◆ Activity:
Find every line in the data that contains the word "cartoon". Return each of those lines.

◆ Source data:
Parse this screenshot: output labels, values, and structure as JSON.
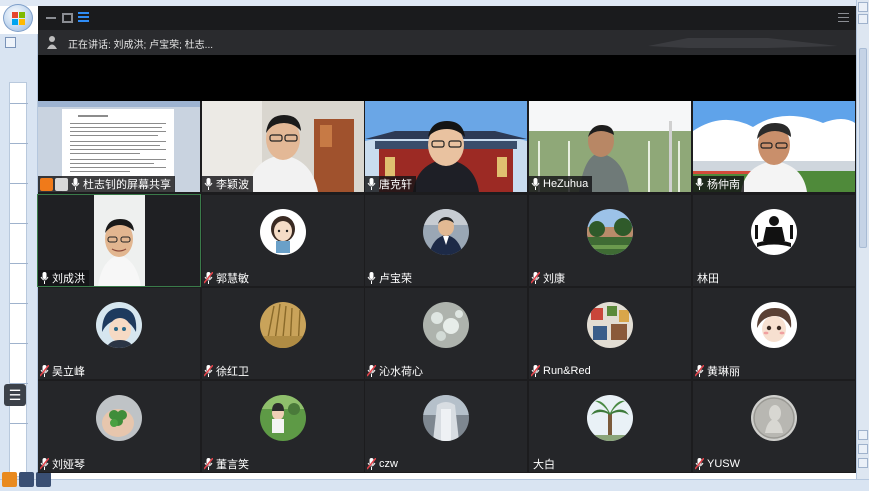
{
  "meeting": {
    "speaking_label": "正在讲话: 刘成洪; 卢宝荣; 杜志...",
    "accent": "#2f8cf5"
  },
  "participants": [
    {
      "name": "杜志钊的屏幕共享",
      "mic": "on",
      "type": "screen-share"
    },
    {
      "name": "李颖波",
      "mic": "on",
      "type": "video"
    },
    {
      "name": "唐克轩",
      "mic": "on",
      "type": "video"
    },
    {
      "name": "HeZuhua",
      "mic": "on",
      "type": "video"
    },
    {
      "name": "杨仲南",
      "mic": "on",
      "type": "video"
    },
    {
      "name": "刘成洪",
      "mic": "on",
      "type": "video"
    },
    {
      "name": "郭慧敏",
      "mic": "muted",
      "type": "avatar",
      "icon": "cartoon-girl-icon"
    },
    {
      "name": "卢宝荣",
      "mic": "on",
      "type": "avatar",
      "icon": "man-suit-icon"
    },
    {
      "name": "刘康",
      "mic": "muted",
      "type": "avatar",
      "icon": "campus-photo-icon"
    },
    {
      "name": "林田",
      "mic": "none",
      "type": "avatar",
      "icon": "meditation-icon"
    },
    {
      "name": "吴立峰",
      "mic": "muted",
      "type": "avatar",
      "icon": "anime-boy-icon"
    },
    {
      "name": "徐红卫",
      "mic": "muted",
      "type": "avatar",
      "icon": "wheat-icon"
    },
    {
      "name": "沁水荷心",
      "mic": "muted",
      "type": "avatar",
      "icon": "water-drops-icon"
    },
    {
      "name": "Run&Red",
      "mic": "muted",
      "type": "avatar",
      "icon": "collage-icon"
    },
    {
      "name": "黄琳丽",
      "mic": "muted",
      "type": "avatar",
      "icon": "cartoon-face-icon"
    },
    {
      "name": "刘娅琴",
      "mic": "muted",
      "type": "avatar",
      "icon": "clover-hand-icon"
    },
    {
      "name": "董言笑",
      "mic": "muted",
      "type": "avatar",
      "icon": "child-garden-icon"
    },
    {
      "name": "czw",
      "mic": "muted",
      "type": "avatar",
      "icon": "building-icon"
    },
    {
      "name": "大白",
      "mic": "none",
      "type": "avatar",
      "icon": "palm-tree-icon"
    },
    {
      "name": "YUSW",
      "mic": "muted",
      "type": "avatar",
      "icon": "coin-portrait-icon"
    }
  ]
}
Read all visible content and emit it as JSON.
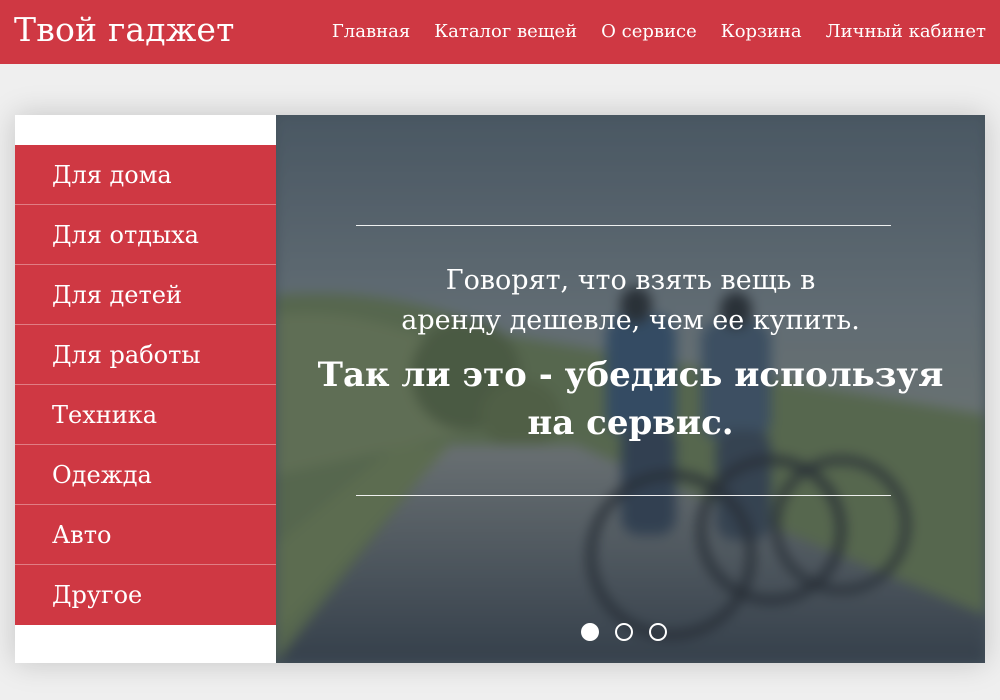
{
  "header": {
    "brand": "Твой гаджет",
    "nav": [
      "Главная",
      "Каталог вещей",
      "О сервисе",
      "Корзина",
      "Личный кабинет"
    ]
  },
  "sidebar": {
    "items": [
      "Для дома",
      "Для отдыха",
      "Для детей",
      "Для работы",
      "Техника",
      "Одежда",
      "Авто",
      "Другое"
    ]
  },
  "hero": {
    "quote_line1": "Говорят, что взять вещь в",
    "quote_line2": "аренду дешевле, чем ее купить.",
    "bold_line1": "Так ли это - убедись используя",
    "bold_line2": "на сервис.",
    "slides_total": 3,
    "active_slide": 1
  },
  "colors": {
    "accent": "#cf3843",
    "page_background": "#efefef"
  }
}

◆ Task response:
      "icon": "cartoon-girl-icon"
      "icon": "cartoon-face-icon"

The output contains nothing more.